Content starts
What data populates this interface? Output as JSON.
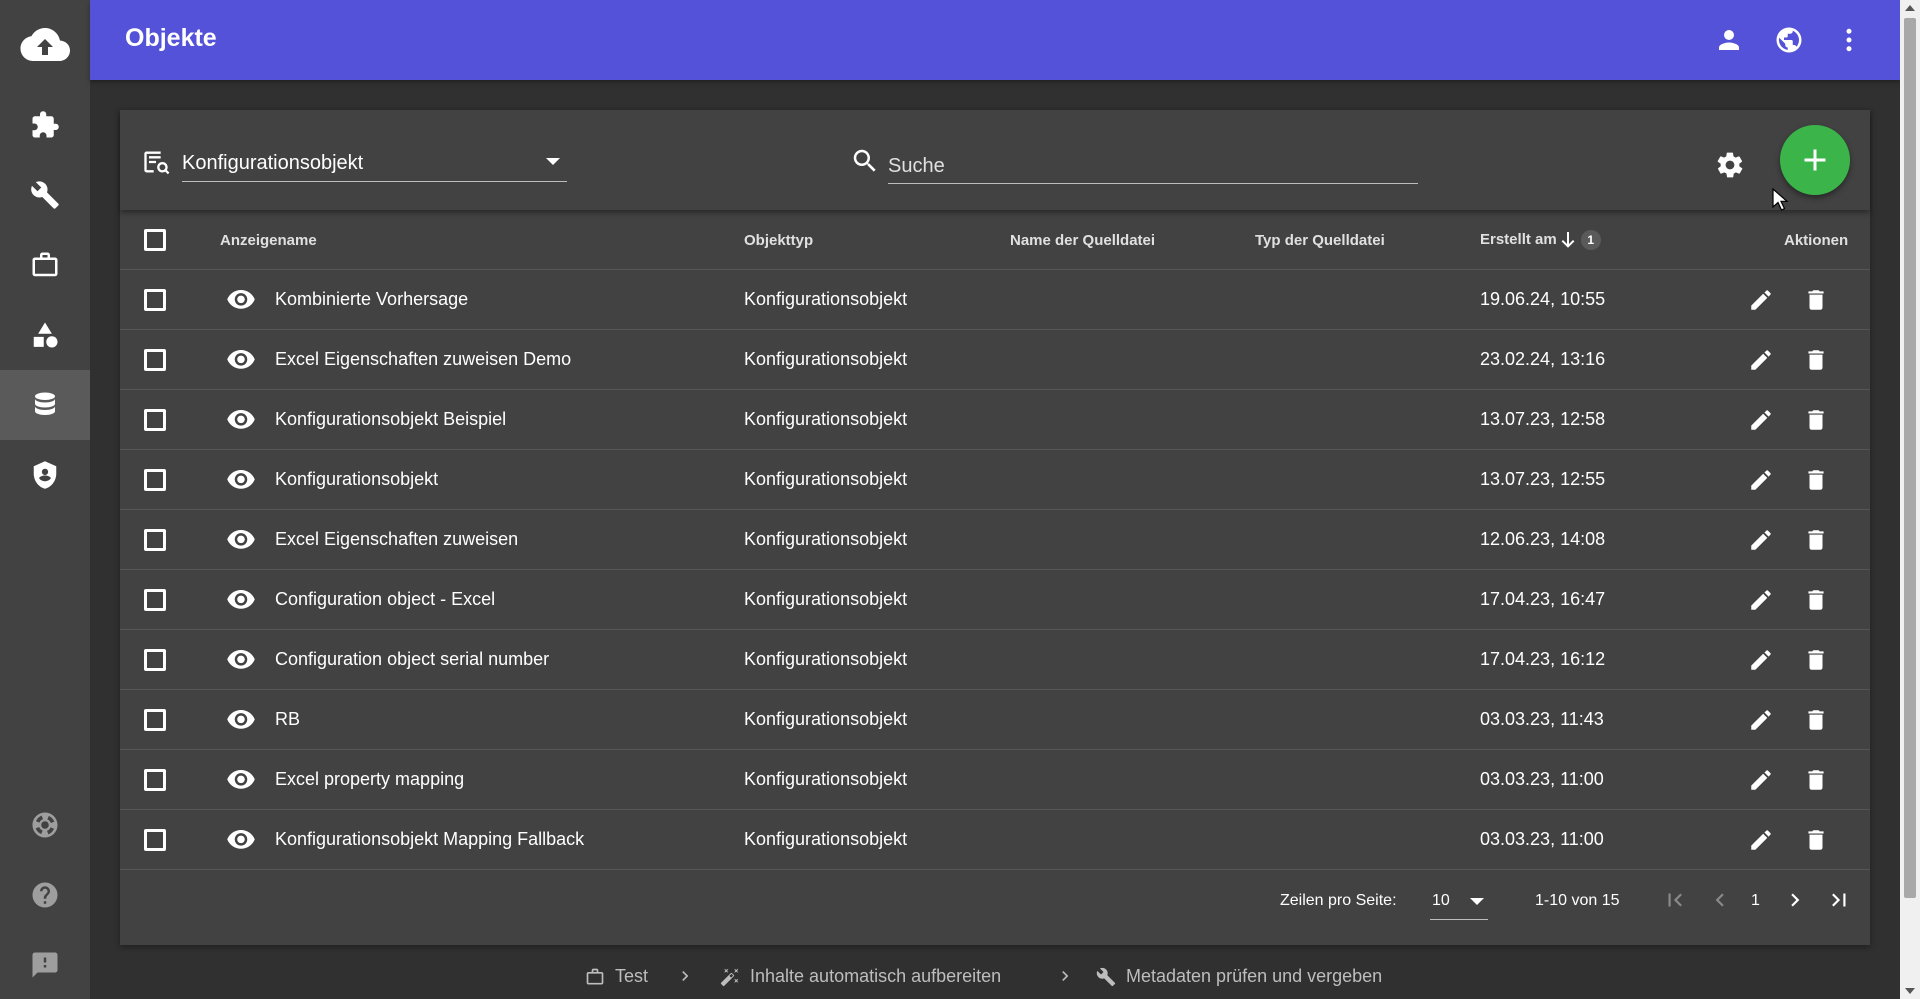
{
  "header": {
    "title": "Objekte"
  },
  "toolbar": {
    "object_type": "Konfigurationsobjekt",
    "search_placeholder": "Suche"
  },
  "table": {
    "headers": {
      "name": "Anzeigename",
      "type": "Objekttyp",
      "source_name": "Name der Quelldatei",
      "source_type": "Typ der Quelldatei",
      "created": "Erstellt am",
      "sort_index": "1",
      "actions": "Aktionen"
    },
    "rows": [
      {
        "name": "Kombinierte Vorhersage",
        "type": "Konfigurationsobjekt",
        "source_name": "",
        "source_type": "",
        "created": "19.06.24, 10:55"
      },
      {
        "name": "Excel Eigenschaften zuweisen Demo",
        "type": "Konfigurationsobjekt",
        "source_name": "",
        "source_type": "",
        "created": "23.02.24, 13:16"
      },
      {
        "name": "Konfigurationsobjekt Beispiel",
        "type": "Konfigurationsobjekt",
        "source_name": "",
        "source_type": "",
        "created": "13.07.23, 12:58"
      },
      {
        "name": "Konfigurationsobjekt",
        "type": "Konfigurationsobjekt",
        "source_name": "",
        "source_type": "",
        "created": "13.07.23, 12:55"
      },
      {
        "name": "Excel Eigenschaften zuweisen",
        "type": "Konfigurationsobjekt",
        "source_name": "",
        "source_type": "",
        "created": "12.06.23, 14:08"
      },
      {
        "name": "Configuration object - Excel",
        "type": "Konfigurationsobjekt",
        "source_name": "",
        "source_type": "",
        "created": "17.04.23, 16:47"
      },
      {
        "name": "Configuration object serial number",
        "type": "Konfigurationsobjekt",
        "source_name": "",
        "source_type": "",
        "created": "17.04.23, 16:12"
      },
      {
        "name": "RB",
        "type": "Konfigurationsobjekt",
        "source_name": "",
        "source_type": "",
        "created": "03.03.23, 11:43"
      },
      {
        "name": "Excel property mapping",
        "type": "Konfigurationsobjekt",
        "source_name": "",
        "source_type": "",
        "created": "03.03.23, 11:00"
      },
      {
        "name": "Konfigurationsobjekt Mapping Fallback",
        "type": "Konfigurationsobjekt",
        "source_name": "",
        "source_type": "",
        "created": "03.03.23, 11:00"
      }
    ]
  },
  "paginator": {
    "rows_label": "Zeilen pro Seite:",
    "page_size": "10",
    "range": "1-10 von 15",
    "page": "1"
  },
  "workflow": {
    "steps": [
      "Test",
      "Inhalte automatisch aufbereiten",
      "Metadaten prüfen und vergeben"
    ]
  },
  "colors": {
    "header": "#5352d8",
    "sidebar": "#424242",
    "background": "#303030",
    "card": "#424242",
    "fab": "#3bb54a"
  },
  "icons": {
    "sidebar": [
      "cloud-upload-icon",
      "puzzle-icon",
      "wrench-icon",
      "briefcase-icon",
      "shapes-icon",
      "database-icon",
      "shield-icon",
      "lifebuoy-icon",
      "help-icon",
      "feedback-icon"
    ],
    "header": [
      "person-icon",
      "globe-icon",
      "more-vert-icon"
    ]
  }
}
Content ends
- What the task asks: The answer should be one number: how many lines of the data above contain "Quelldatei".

- Response area: 2